Al Bakri affirmed that the commission has been demanding “a narcotics law since the year 1992, which would regulate these gaps if it were issued.” The DEA’s job is limited to monitoring the companies that import drugs, including narcotics or sedatives. According to Bakri, after importing them from the source country “the importer is only permitted to sell them to pharmacies and hospitals. If the company violates this law, we take necessary action against it and we prohibit it from importing. But until now, we have not received any report of such an incident”.
Regulation and Violations
In 2014, the DEA in Aden referred several cases to the prosecution, “including 27 cessation cases, five of which were of sedative drugs and 22 cases of hash and cocaine (33.61 kilos of hash and 52 grams of cocaine, and 300 Diazepam pills, 267 Prazole pills and 178 Restyle pills.
In Aden, there are 400 licensed pharmacies and 130 drug storehouses, according to 2012 data provided by the Health Department. In the Sheikh Othman governorate there are 105 pharmacies, in Al Mansoura 150 pharmacies and in Crater 35 pharmacies. Several pharmacies and drug storehouses are found in the other five governorates in the province. But the real number is more than that because of the existence of unlicensed pharmacies in Aden, according to a medical source who estimates their number at 800 pharmacies.
Dr. Abdullah Salem Al Shabihi, psychiatric specialist, divided the “drugs that affect one’s psychological state into two types: the first type changes one’s mood, general state of consciousness, and directly affects the brain’s nerve cells. This type is divided into three categories according to their effects on the nervous system: Stimulants, sedatives and hallucinogens.”
According to Al Shabihi, the second type affects “the pathological mental state. Most of them work in an indirect manner, despite their immediate effect on the brain cells. Their therapeutic effects do not clearly appear before a few weeks when the nerve cells have adapted to their effect. This is called “Neural adaptation”. This type includes antidepressants, antipsychotics and anti-anxiety drugs.”
Lawyer and activist Faysal Al Daqem confirmed that “citizens have lost their faith in the official authorities’ abilities to resolve this matter. Even us, the activists; we have lost our faith in them.”
Al Daqem recalled that in “the year 2012, we arrested people who were dealing these drugs. They signed a pledge to quit these activities. We turned them over to the authorities but we were surprised to find out that they were released a few hours later.”
Colonel Khaled Al Najjar, former head of the DEA in Aden, said that such operations “are useless and don’t serve the cause.” He added: “If it were carried out in coordination with the DEA, it would have succeeded. The dealers were not caught red-handed which is a clear necessity in the law, in addition to the fact that those guys are not authorized to arrest them.”

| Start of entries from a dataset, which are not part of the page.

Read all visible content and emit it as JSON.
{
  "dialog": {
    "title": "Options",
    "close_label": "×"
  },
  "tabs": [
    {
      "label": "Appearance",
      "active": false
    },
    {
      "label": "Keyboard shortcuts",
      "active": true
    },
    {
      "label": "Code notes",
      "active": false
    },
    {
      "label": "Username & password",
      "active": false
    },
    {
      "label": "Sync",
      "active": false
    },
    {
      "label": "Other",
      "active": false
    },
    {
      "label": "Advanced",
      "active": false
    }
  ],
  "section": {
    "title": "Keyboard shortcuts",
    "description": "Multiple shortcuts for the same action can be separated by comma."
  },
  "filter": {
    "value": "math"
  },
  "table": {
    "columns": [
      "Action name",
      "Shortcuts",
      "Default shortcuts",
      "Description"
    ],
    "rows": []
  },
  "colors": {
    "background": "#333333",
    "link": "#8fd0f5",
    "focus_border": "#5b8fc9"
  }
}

Meanwhile, abusers of prescription drugs sold in pharmacies walk around freely and can procure sedatives from pharmacies that agree to violate directions in return for doubled profit, amidst weak official monitoring and conflict of responsibilities between official authorities.
*This investigation was completed with the support of Arab Reporters for Investigative Journalism (ARIJ) – www.arij.net